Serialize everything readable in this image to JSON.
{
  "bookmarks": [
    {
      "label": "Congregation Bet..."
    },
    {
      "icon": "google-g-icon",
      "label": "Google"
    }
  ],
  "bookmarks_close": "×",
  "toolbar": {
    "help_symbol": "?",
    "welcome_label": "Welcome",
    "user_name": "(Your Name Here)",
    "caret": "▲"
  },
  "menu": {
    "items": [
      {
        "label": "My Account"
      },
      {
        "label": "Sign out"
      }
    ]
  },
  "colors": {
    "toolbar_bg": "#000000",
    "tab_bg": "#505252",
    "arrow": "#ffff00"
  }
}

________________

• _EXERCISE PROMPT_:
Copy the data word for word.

• _RESPONSE FOR THIS EXERCISE_:
Serialize everything readable in this image to JSON.
{
  "bookmarks": [
    {
      "label": "Congregation Bet..."
    },
    {
      "icon": "google-g-icon",
      "label": "Google"
    }
  ],
  "bookmarks_close": "×",
  "toolbar": {
    "help_symbol": "?",
    "welcome_label": "Welcome",
    "user_name": "(Your Name Here)",
    "caret": "▲"
  },
  "menu": {
    "items": [
      {
        "label": "My Account"
      },
      {
        "label": "Sign out"
      }
    ]
  },
  "colors": {
    "toolbar_bg": "#000000",
    "tab_bg": "#505252",
    "arrow": "#ffff00"
  }
}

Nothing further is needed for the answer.